Systematics in biology is concerned with the classification systems and nomenclature of organisms. It is a branch of biological science that studies the distinctive characteristics of species and how they are related to other species through time. Thus, it is the basis used to understand the evolution of life. Its main objectives are to provide scientific names for organisms, to describe organisms, to preserve collections of organisms, to provide and apply classification systems, to help identify organisms, to determine the distributions of organisms, to investigate the evolutionary histories of organisms, and to study the environmental adaptations of organisms.1
Systematics is sometimes used interchangeably with taxonomy. This is because, taxonomy is a branch of science concerned also in finding, describing, classifying, and naming organisms, including the studying of the relationships between taxa and the principles underlying such a classification. However, systematics is more encompassing than taxonomy. The latter does not include the study of evolutionary histories and the environmental adaptations of organisms.

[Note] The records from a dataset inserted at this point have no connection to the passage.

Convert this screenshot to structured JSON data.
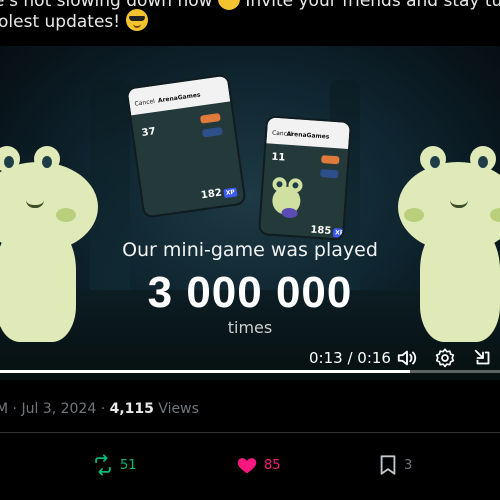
{
  "tweet": {
    "line1_text": "e's not slowing down now",
    "line1_tail": "Invite your friends and stay tune",
    "line2_text": "olest updates!",
    "emoji_wink": "smile-emoji",
    "emoji_cool": "sunglasses-emoji"
  },
  "video": {
    "caption_top": "Our mini-game was played",
    "caption_big": "3 000 000",
    "caption_bottom": "times",
    "phone_left": {
      "cancel": "Cancel",
      "app": "ArenaGames",
      "score": "37",
      "xp": "182",
      "xp_badge": "XP"
    },
    "phone_right": {
      "cancel": "Cancel",
      "app": "ArenaGames",
      "score": "11",
      "xp": "185",
      "xp_badge": "XP"
    },
    "time": "0:13 / 0:16",
    "progress": 0.82,
    "icons": [
      "volume-icon",
      "settings-icon",
      "exit-fullscreen-icon"
    ]
  },
  "meta": {
    "time_partial": "M",
    "date": "Jul 3, 2024",
    "views_count": "4,115",
    "views_label": "Views"
  },
  "actions": {
    "retweets": "51",
    "likes": "85",
    "bookmarks": "3"
  },
  "colors": {
    "retweet": "#00ba7c",
    "like": "#f91880",
    "muted": "#71767b"
  }
}
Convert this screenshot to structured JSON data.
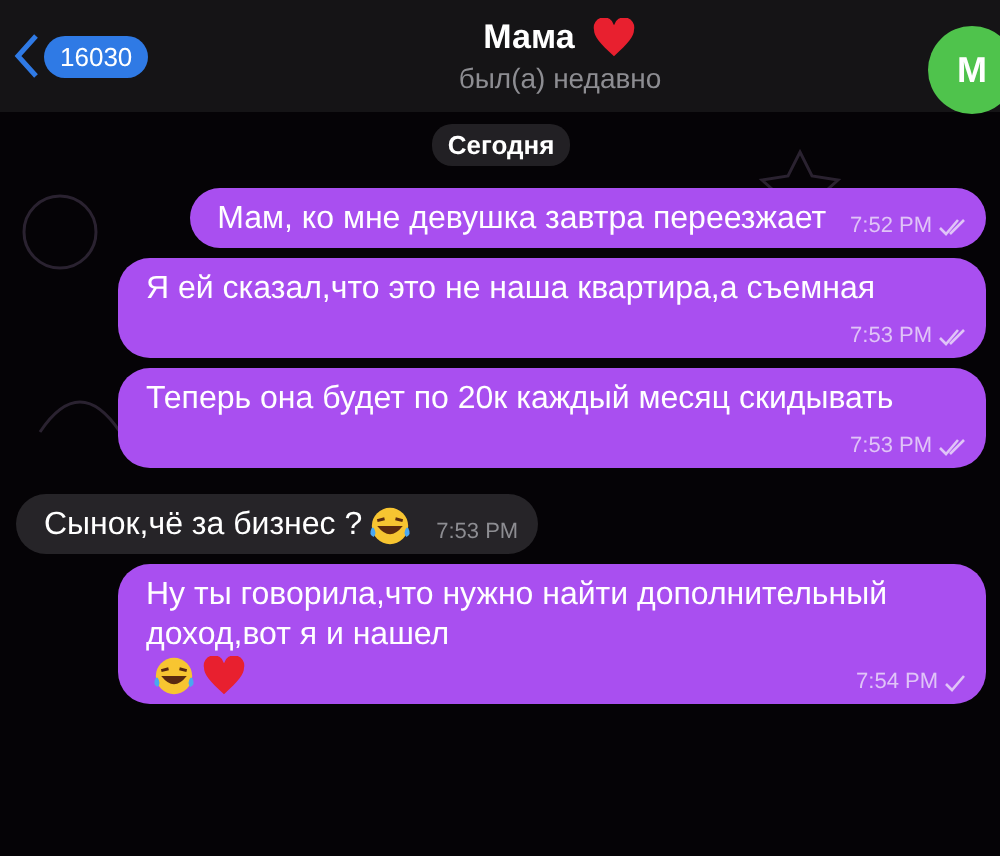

- systematic biology
- evolutionary biology
1Systematics. Retrieved from [].